Entertaining and audacious it is, with a brave central performance from Bale (also in The Big Short) as the dubious ideologue and with terrific support from Adams as his wife and Steve Carrell as Donald Rumsfeld. Much of the early low-angle camerawork ensures that everyone looks their least attractive. While Sam Rockwell, apparently without any prosthetic at all, nails it as George W Bush.

So who, in an unfortunate sign of these times, wants to complain when a film is this entertaining? It depends on what you are looking for.

Ultimately, Vice, in the style of broad brush cartoon, rehearses the widely held view that Cheney is an opaque politician, a behind-the-scenes operator who is insufficiently accountable. We have been aware of this reputation for a long time so more insight into his way of thinking, his world view, would have been welcome.

I thought that in the era of fake news we were all agreed that the facts must matter again. So, what has happened here?

Jane’s reviews are also published at the Canberra Critics Circle, the Film Critics Circle of Australia (Critics’ Voices) and broadcast on ArtSound FM 92.7 (Arts Cafe)

Cold War

Rated M, 1 hr 28 mins

Review by © Jane Freebury

4.5 Stars

This story of the longing and desire of lovers who could no more live together than they could live apart is dedicated to the filmmaker’s parents. While it’s not about his mother and father per se, writer-director Pawel Pawlikowski explores a tempestuous love affair like theirs from the perspective of his own late middle age.

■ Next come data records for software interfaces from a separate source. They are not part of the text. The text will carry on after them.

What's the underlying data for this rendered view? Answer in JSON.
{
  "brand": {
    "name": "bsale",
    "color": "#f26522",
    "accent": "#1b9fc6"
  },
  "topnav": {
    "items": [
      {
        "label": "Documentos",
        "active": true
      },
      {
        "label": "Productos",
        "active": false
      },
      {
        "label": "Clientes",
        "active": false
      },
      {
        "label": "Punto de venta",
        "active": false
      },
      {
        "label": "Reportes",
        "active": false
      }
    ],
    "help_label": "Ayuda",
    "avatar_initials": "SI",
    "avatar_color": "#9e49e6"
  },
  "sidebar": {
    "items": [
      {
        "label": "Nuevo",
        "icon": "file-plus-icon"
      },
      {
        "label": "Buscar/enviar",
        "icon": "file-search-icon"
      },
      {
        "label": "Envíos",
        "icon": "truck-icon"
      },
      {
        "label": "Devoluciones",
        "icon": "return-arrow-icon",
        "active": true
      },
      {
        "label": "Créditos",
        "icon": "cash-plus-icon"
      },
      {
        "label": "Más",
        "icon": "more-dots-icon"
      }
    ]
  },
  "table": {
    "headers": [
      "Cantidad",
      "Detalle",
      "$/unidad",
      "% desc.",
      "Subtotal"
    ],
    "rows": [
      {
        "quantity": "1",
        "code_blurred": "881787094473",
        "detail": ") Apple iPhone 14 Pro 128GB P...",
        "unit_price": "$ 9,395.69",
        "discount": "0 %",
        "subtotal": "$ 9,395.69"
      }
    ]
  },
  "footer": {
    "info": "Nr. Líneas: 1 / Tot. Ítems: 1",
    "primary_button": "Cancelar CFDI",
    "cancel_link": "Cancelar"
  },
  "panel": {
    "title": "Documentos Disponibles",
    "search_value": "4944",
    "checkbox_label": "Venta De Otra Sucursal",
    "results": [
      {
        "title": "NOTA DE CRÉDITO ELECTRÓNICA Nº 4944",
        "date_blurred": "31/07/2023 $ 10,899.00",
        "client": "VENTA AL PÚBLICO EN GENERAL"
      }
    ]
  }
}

The result is sublimely and coolly elegant. Shot in rich black-and-white on the boxy 4:3 Academy ratio, it looks the way home movies and still image photography looked at the time. And it is irresistible, a 1950s romance set to sultry jazz music and upstart rock n’ roll.

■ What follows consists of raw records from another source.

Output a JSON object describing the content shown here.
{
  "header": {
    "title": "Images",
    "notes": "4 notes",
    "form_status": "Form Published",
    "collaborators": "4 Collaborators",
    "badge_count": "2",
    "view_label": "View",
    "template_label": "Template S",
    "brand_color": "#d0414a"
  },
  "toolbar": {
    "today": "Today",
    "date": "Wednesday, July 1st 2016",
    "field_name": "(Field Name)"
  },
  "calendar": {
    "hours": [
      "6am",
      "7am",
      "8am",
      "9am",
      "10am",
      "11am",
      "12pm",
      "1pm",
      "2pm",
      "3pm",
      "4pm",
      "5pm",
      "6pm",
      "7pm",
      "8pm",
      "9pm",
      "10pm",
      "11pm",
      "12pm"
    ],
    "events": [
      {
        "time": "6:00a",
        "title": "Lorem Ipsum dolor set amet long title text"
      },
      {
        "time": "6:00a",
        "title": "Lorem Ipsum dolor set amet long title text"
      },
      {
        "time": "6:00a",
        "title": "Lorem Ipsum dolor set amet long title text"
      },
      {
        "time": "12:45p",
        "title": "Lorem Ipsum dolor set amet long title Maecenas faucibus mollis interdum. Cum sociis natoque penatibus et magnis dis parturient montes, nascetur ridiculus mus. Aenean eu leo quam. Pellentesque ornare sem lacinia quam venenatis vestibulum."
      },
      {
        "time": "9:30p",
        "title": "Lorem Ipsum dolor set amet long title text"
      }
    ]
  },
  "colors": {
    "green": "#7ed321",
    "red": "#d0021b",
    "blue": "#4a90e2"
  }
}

A relaxed and urbane Wiktor (Tomasz Kot) is touring the Polish countryside auditioning singers to join a troupe that will perform folk music blended with messaging to help build the new Polish communist state, when a sultry young blonde singer catches his eye. There is a certain something about young Zula (Joanna Kulig), the quality of her voice or her vivacity combined with the whiff of danger of someone who has spent time in prison. It makes Wiktor champion her talents, and fall in love.

The question is, however, were they ever meant to be. Is it personal whim or is it political circumstance that drives them apart, again and again?

During the time that Zula and Wiktor are trying to get it together, the communist machinery is setting up in Poland and throughout Eastern Europe, culminating in the wall in Berlin. Hardly circumstances favourable for this Polish couple, but when a door to freedom in the West opens, Zula rejects the opportunity.

Her resistance, which could be explained as youthful contrariness, seems inexplicable, but then Pawlikowski is less interested in providing answers than he is in creating a tribute to a love affair, and allowing the gaps in understanding to remain. Be prepared for some ellipses where the narrative seems to drop out of sight.

It is poignant to read that Pawlikowski’s parents died long ago, before Cold War hostilities between East and West were declared over in 1991.

In a way, this film is asking an age-old question: where do I come from? Parents were people before they became mothers and fathers, so what kind of people were they? They fell in love, they had aspirations and their union prevailed or it didn’t. Couples like Zula and Wiktor had geopolitical forces to deal with, in addition to each other.

Five years ago, Pawlikowski made a film, also in black and white, also stark and beautiful, about a young woman raised an orphan and on the point of taking her vows as a Catholic nun, who discovers that she is Jewish. This film, Ida, was also a memorable screen experience reflecting on Polish history post World War II.

The similarities probably end there, except that they each demonstrate the filmmaker’s flair for making black-and-white a complete cinema experience at a time the screen is dominated by bombastic blockbuster.

A letter to love in fractious times, Cold War makes no concessions to modern tastes for pace and colour and percussive editing, but is way powerful nonetheless. Yo yo yo.

 

Jane’s reviews are also published at the Canberra Critics Circle, and broadcast on ArtSound FM 92.7